While no law specifically prohibits consensual sexual conduct between same-sex adults, individuals engaging in public displays of same-sex sexual conduct, such as kissing, were sometimes subject to prosecution under public indecency provisions, which society rarely applied to opposite-sex couples. The law prohibits those persons in same-sex relationship from adopting children. Same-sex relationships and identifying as LGBTI remained cultural taboos, and harassment by the SSF and judiciary occurred. For example, one individual reported that when he attempted to report being raped to police, they harassed and insulted him for being dressed as a woman and arrested him instead of the rapist. He was charged with pedophilia and detained three days before a local NGO arranged for a lawyer who successfully pled for his release.
LGBTI individuals were subjected to harassment, stigmatization, and violence including “corrective” rape, which was further fueled by condemnation from some religious leaders, radio broadcasts, and political organizations.
HIV and AIDS Social Stigma
The law prohibits discrimination based on HIV status, but social stigma continued.
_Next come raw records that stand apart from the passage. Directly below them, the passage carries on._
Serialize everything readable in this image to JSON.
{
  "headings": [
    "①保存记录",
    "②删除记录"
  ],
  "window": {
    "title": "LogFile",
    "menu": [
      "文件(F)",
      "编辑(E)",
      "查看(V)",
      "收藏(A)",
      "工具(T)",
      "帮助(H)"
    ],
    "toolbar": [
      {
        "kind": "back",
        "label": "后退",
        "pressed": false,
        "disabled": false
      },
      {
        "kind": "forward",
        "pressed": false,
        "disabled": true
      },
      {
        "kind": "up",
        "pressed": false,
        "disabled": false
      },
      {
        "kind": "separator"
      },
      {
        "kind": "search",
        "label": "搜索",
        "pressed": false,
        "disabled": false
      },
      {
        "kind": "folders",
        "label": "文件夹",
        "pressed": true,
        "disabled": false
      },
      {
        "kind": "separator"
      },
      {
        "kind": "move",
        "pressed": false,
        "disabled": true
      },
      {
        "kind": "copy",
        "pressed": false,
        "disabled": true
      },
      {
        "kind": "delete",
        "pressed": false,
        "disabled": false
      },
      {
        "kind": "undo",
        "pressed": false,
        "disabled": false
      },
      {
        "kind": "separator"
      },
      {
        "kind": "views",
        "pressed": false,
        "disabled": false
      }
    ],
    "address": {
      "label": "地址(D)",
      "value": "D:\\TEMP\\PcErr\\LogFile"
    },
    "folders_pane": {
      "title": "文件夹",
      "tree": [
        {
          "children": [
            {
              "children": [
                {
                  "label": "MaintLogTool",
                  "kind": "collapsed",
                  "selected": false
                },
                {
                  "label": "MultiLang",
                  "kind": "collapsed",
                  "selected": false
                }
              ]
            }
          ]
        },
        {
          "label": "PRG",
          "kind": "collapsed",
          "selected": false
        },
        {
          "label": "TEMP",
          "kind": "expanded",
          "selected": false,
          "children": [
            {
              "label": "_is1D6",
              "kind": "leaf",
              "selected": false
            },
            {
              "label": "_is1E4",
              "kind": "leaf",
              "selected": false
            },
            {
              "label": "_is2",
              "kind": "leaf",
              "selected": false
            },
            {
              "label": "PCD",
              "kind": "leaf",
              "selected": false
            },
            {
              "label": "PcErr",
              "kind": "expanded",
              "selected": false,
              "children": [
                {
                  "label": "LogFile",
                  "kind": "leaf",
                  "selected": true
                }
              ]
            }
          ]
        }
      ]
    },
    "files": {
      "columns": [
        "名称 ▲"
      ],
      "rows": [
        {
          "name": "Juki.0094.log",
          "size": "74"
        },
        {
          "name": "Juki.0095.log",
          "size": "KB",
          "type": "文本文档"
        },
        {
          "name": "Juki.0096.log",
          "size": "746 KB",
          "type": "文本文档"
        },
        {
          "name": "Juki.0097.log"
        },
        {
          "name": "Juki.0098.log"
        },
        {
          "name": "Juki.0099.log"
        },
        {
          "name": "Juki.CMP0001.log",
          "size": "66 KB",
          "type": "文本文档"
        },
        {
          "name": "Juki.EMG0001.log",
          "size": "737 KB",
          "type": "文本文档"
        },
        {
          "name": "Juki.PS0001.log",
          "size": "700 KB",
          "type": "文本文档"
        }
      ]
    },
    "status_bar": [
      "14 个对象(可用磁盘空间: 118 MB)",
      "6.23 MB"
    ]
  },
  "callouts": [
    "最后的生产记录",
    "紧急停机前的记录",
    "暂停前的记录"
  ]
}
In a 2012 UN-sponsored survey of 1,475 persons with HIV, 18 percent of participants reported losing their job, 6 percent reported medical staff had denied them access to some form of health care, and 50 percent reported school officials had denied some of their children access to education. A significant number of participants reported exclusion from family, social, and religious activities due to their HIV/AIDS status. Forty-nine percent of survey respondents in rural areas reported they faced coercion to undergo medical procedures, including HIV testing, and to disclose their HIV status. Respondents also indicated they had difficulty accessing public services and that their rights to make informed decisions about sex and reproduction were compromised when, for example, they were forced to be sterilized or told they should not have children since they were HIV positive. A total of 71 percent of the respondents had suffered verbal harassment and 38 percent physical harassment.
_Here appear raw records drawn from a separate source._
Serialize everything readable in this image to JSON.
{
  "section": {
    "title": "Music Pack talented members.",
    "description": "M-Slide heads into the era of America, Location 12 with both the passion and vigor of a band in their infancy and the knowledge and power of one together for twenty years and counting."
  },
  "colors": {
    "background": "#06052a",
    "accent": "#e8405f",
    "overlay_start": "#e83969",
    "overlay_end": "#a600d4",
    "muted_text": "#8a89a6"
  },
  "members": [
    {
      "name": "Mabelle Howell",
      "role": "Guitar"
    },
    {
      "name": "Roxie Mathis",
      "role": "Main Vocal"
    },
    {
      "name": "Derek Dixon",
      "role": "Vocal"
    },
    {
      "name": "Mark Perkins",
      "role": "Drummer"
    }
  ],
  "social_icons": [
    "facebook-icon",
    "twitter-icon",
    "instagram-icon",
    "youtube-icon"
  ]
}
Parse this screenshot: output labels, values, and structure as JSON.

The 2013-14 DHS captured a proxy indicator measuring the level of tolerance of respondents towards an HIV-positive person (either family member, business person, or teacher) and the necessity of hiding the HIV-positive status of a family member. A total of 72 percent of respondents said they were ready to take care of an HIV-positive parent, but only 47 expressed willingness to purchase produce from a HIV-positive seller. A total of 49 percent of respondents would accept having an HIV-positive teacher teach their children, and 26 percent said it would not be necessary to hide the HIV status of a family member. The study estimated a global tolerance level towards HIV-positive persons at 4 percent in women and 12 percent in men.
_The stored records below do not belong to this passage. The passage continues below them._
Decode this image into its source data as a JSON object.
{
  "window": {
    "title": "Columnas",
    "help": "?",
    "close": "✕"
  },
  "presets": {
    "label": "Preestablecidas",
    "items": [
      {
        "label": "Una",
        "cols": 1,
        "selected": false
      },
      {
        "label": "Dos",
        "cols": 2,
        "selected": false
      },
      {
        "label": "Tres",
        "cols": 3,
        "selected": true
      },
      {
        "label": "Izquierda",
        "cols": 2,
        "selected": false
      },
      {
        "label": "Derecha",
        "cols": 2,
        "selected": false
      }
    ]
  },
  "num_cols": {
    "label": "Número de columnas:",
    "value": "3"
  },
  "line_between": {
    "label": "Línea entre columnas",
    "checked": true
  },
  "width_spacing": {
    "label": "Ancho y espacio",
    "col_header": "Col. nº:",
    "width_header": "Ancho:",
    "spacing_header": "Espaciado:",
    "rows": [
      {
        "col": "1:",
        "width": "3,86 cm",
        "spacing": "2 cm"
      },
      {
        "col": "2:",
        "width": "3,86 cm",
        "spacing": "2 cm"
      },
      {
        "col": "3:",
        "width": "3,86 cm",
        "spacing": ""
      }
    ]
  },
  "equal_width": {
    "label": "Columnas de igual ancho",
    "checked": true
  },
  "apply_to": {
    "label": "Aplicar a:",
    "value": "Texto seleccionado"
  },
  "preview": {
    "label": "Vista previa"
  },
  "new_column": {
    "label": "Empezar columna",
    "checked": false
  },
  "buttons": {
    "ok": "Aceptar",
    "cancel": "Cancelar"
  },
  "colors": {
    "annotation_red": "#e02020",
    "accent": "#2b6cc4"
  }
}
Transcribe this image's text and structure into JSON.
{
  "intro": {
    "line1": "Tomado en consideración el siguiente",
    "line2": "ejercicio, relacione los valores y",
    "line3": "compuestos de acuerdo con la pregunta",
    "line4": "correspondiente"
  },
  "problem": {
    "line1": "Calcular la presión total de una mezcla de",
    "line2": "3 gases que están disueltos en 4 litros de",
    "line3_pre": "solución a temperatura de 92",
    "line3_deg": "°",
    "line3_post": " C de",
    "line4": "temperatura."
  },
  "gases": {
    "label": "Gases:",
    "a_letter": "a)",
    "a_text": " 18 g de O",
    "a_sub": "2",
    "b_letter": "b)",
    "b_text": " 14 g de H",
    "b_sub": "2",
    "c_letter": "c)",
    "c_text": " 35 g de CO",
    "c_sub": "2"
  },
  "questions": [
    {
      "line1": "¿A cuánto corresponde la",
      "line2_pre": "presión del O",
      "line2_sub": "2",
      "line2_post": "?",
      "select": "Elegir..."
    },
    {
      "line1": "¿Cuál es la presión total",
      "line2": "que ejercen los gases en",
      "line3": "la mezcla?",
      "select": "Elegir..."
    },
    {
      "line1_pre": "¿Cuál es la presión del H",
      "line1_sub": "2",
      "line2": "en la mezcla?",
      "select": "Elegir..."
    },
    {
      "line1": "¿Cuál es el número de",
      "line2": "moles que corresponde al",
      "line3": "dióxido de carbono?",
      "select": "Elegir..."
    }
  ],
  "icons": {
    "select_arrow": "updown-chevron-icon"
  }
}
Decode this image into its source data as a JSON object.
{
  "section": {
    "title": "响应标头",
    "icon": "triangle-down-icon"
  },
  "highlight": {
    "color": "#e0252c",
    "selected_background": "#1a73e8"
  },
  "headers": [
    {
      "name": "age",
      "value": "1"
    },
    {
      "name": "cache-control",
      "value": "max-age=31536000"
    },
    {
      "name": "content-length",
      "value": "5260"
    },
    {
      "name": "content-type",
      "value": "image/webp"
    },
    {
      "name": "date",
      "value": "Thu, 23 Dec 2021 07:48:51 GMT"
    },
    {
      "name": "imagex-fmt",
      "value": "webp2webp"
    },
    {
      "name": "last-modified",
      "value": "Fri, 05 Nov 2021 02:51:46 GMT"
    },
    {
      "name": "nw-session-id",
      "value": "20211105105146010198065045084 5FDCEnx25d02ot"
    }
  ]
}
According to the 2013-14 DHS, the adult HIV prevalence rate was 1.2 percent, and according to UNAIDS, an estimated 560,798 persons of all ages in the country had HIV in 2015.
Other Societal Violence or Discrimination
Discrimination against persons with albinism was widespread and limited their ability to marry and to obtain employment, health care, and education. Families and communities frequently ostracized persons with albinism.
In most cases Mai-Mai RMGs were originally formed as voluntary local self-defense militias, either to protect their families in the absence of the SSF or against abusive SSF personnel. There were also reports of spontaneous mobs responding to crimes and perceived attacks. Longstanding ethnic tensions also fueled some community violence. For example, in August a mob in Butembo in the east removed two women from a public bus to kill them and set them on fire. The mob reportedly targeted the two women because it believed them to be Hutus involved with ADF rebels.